• Directions
All of the data below should be written out exactly.

• Data for analysis
((

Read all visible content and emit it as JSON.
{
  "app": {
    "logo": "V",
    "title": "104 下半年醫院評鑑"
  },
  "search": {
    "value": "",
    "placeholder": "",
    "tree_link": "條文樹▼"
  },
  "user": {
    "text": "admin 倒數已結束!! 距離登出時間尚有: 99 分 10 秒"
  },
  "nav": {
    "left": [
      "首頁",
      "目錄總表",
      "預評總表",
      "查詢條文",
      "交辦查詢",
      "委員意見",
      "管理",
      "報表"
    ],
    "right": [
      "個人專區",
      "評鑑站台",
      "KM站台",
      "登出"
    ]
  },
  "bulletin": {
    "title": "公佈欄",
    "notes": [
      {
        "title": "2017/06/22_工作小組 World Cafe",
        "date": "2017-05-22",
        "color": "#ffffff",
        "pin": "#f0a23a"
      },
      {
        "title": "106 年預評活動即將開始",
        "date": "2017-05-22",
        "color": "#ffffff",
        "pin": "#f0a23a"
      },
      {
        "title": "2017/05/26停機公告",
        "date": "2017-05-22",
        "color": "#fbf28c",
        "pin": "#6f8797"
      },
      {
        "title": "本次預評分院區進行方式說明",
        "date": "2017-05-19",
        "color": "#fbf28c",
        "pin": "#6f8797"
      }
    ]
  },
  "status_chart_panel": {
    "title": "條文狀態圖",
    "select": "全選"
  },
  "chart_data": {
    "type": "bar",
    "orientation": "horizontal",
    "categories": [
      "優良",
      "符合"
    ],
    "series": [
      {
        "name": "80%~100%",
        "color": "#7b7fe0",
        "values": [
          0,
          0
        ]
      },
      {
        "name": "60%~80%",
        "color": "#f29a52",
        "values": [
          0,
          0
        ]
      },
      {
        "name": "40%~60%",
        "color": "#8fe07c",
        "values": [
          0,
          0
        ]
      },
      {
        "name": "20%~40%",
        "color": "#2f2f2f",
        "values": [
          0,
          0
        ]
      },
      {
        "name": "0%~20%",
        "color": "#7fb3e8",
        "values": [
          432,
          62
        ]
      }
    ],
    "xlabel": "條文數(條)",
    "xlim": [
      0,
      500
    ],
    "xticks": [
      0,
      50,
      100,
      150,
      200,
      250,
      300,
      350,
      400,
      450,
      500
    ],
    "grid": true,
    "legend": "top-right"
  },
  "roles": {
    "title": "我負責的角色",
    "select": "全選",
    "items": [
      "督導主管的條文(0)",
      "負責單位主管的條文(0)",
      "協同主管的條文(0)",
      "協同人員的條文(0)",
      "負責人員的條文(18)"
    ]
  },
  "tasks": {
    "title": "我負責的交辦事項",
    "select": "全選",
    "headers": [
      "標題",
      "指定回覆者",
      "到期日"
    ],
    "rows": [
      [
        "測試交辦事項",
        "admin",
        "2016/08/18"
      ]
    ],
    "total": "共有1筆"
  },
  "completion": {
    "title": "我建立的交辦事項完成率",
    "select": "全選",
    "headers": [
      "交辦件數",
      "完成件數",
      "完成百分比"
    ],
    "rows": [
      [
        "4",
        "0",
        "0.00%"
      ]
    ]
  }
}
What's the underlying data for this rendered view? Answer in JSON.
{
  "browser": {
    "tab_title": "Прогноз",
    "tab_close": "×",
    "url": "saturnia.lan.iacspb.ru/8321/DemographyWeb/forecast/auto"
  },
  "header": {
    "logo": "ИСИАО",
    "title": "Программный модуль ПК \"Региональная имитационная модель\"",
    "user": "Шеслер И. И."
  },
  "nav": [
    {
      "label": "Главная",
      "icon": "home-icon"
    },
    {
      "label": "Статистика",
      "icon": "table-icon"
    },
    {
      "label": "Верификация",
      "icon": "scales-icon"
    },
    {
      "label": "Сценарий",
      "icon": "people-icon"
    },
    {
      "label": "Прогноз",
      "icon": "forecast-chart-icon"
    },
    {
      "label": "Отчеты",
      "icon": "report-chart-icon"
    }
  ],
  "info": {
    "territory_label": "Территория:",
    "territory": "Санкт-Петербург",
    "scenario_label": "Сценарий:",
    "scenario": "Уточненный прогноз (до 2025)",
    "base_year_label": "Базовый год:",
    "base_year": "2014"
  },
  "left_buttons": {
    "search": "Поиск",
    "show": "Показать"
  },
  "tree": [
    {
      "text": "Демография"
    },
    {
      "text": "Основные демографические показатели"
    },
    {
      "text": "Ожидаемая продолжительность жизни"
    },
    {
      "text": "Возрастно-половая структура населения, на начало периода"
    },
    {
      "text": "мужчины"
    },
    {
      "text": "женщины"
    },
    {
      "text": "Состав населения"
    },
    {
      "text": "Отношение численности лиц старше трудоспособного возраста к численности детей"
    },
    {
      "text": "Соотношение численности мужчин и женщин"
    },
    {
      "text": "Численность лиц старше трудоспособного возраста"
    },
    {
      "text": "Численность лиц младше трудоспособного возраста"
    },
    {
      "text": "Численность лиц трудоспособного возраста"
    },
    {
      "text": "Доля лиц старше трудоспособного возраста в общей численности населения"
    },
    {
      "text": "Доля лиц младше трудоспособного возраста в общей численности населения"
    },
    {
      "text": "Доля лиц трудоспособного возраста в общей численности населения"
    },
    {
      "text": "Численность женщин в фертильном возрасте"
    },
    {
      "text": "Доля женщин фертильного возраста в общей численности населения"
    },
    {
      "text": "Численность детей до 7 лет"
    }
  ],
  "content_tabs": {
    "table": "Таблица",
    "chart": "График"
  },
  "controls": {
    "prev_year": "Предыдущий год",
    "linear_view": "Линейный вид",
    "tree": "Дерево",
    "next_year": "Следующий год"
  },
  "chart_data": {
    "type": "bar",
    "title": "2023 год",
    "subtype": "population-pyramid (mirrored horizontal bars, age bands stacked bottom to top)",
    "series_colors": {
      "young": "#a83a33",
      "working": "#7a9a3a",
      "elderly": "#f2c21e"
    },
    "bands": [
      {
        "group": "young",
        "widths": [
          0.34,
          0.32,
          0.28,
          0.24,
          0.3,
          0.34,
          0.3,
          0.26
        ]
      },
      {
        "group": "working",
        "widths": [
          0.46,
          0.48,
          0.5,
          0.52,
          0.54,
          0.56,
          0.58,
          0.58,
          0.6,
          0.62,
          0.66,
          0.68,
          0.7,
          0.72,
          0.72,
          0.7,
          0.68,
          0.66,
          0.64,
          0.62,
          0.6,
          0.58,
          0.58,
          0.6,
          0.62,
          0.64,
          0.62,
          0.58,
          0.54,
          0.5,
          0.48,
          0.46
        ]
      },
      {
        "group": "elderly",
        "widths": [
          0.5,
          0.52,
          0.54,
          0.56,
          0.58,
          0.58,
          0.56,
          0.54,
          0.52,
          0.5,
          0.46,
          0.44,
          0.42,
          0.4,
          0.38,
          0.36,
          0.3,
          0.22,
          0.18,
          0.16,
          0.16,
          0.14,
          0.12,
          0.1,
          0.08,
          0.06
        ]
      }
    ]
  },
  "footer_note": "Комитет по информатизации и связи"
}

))

• Output
Read all visible content and emit it as JSON.
{
  "app": {
    "logo": "V",
    "title": "104 下半年醫院評鑑"
  },
  "search": {
    "value": "",
    "placeholder": "",
    "tree_link": "條文樹▼"
  },
  "user": {
    "text": "admin 倒數已結束!! 距離登出時間尚有: 99 分 10 秒"
  },
  "nav": {
    "left": [
      "首頁",
      "目錄總表",
      "預評總表",
      "查詢條文",
      "交辦查詢",
      "委員意見",
      "管理",
      "報表"
    ],
    "right": [
      "個人專區",
      "評鑑站台",
      "KM站台",
      "登出"
    ]
  },
  "bulletin": {
    "title": "公佈欄",
    "notes": [
      {
        "title": "2017/06/22_工作小組 World Cafe",
        "date": "2017-05-22",
        "color": "#ffffff",
        "pin": "#f0a23a"
      },
      {
        "title": "106 年預評活動即將開始",
        "date": "2017-05-22",
        "color": "#ffffff",
        "pin": "#f0a23a"
      },
      {
        "title": "2017/05/26停機公告",
        "date": "2017-05-22",
        "color": "#fbf28c",
        "pin": "#6f8797"
      },
      {
        "title": "本次預評分院區進行方式說明",
        "date": "2017-05-19",
        "color": "#fbf28c",
        "pin": "#6f8797"
      }
    ]
  },
  "status_chart_panel": {
    "title": "條文狀態圖",
    "select": "全選"
  },
  "chart_data": {
    "type": "bar",
    "orientation": "horizontal",
    "categories": [
      "優良",
      "符合"
    ],
    "series": [
      {
        "name": "80%~100%",
        "color": "#7b7fe0",
        "values": [
          0,
          0
        ]
      },
      {
        "name": "60%~80%",
        "color": "#f29a52",
        "values": [
          0,
          0
        ]
      },
      {
        "name": "40%~60%",
        "color": "#8fe07c",
        "values": [
          0,
          0
        ]
      },
      {
        "name": "20%~40%",
        "color": "#2f2f2f",
        "values": [
          0,
          0
        ]
      },
      {
        "name": "0%~20%",
        "color": "#7fb3e8",
        "values": [
          432,
          62
        ]
      }
    ],
    "xlabel": "條文數(條)",
    "xlim": [
      0,
      500
    ],
    "xticks": [
      0,
      50,
      100,
      150,
      200,
      250,
      300,
      350,
      400,
      450,
      500
    ],
    "grid": true,
    "legend": "top-right"
  },
  "roles": {
    "title": "我負責的角色",
    "select": "全選",
    "items": [
      "督導主管的條文(0)",
      "負責單位主管的條文(0)",
      "協同主管的條文(0)",
      "協同人員的條文(0)",
      "負責人員的條文(18)"
    ]
  },
  "tasks": {
    "title": "我負責的交辦事項",
    "select": "全選",
    "headers": [
      "標題",
      "指定回覆者",
      "到期日"
    ],
    "rows": [
      [
        "測試交辦事項",
        "admin",
        "2016/08/18"
      ]
    ],
    "total": "共有1筆"
  },
  "completion": {
    "title": "我建立的交辦事項完成率",
    "select": "全選",
    "headers": [
      "交辦件數",
      "完成件數",
      "完成百分比"
    ],
    "rows": [
      [
        "4",
        "0",
        "0.00%"
      ]
    ]
  }
}
What's the underlying data for this rendered view? Answer in JSON.
{
  "browser": {
    "tab_title": "Прогноз",
    "tab_close": "×",
    "url": "saturnia.lan.iacspb.ru/8321/DemographyWeb/forecast/auto"
  },
  "header": {
    "logo": "ИСИАО",
    "title": "Программный модуль ПК \"Региональная имитационная модель\"",
    "user": "Шеслер И. И."
  },
  "nav": [
    {
      "label": "Главная",
      "icon": "home-icon"
    },
    {
      "label": "Статистика",
      "icon": "table-icon"
    },
    {
      "label": "Верификация",
      "icon": "scales-icon"
    },
    {
      "label": "Сценарий",
      "icon": "people-icon"
    },
    {
      "label": "Прогноз",
      "icon": "forecast-chart-icon"
    },
    {
      "label": "Отчеты",
      "icon": "report-chart-icon"
    }
  ],
  "info": {
    "territory_label": "Территория:",
    "territory": "Санкт-Петербург",
    "scenario_label": "Сценарий:",
    "scenario": "Уточненный прогноз (до 2025)",
    "base_year_label": "Базовый год:",
    "base_year": "2014"
  },
  "left_buttons": {
    "search": "Поиск",
    "show": "Показать"
  },
  "tree": [
    {
      "text": "Демография"
    },
    {
      "text": "Основные демографические показатели"
    },
    {
      "text": "Ожидаемая продолжительность жизни"
    },
    {
      "text": "Возрастно-половая структура населения, на начало периода"
    },
    {
      "text": "мужчины"
    },
    {
      "text": "женщины"
    },
    {
      "text": "Состав населения"
    },
    {
      "text": "Отношение численности лиц старше трудоспособного возраста к численности детей"
    },
    {
      "text": "Соотношение численности мужчин и женщин"
    },
    {
      "text": "Численность лиц старше трудоспособного возраста"
    },
    {
      "text": "Численность лиц младше трудоспособного возраста"
    },
    {
      "text": "Численность лиц трудоспособного возраста"
    },
    {
      "text": "Доля лиц старше трудоспособного возраста в общей численности населения"
    },
    {
      "text": "Доля лиц младше трудоспособного возраста в общей численности населения"
    },
    {
      "text": "Доля лиц трудоспособного возраста в общей численности населения"
    },
    {
      "text": "Численность женщин в фертильном возрасте"
    },
    {
      "text": "Доля женщин фертильного возраста в общей численности населения"
    },
    {
      "text": "Численность детей до 7 лет"
    }
  ],
  "content_tabs": {
    "table": "Таблица",
    "chart": "График"
  },
  "controls": {
    "prev_year": "Предыдущий год",
    "linear_view": "Линейный вид",
    "tree": "Дерево",
    "next_year": "Следующий год"
  },
  "chart_data": {
    "type": "bar",
    "title": "2023 год",
    "subtype": "population-pyramid (mirrored horizontal bars, age bands stacked bottom to top)",
    "series_colors": {
      "young": "#a83a33",
      "working": "#7a9a3a",
      "elderly": "#f2c21e"
    },
    "bands": [
      {
        "group": "young",
        "widths": [
          0.34,
          0.32,
          0.28,
          0.24,
          0.3,
          0.34,
          0.3,
          0.26
        ]
      },
      {
        "group": "working",
        "widths": [
          0.46,
          0.48,
          0.5,
          0.52,
          0.54,
          0.56,
          0.58,
          0.58,
          0.6,
          0.62,
          0.66,
          0.68,
          0.7,
          0.72,
          0.72,
          0.7,
          0.68,
          0.66,
          0.64,
          0.62,
          0.6,
          0.58,
          0.58,
          0.6,
          0.62,
          0.64,
          0.62,
          0.58,
          0.54,
          0.5,
          0.48,
          0.46
        ]
      },
      {
        "group": "elderly",
        "widths": [
          0.5,
          0.52,
          0.54,
          0.56,
          0.58,
          0.58,
          0.56,
          0.54,
          0.52,
          0.5,
          0.46,
          0.44,
          0.42,
          0.4,
          0.38,
          0.36,
          0.3,
          0.22,
          0.18,
          0.16,
          0.16,
          0.14,
          0.12,
          0.1,
          0.08,
          0.06
        ]
      }
    ]
  },
  "footer_note": "Комитет по информатизации и связи"
}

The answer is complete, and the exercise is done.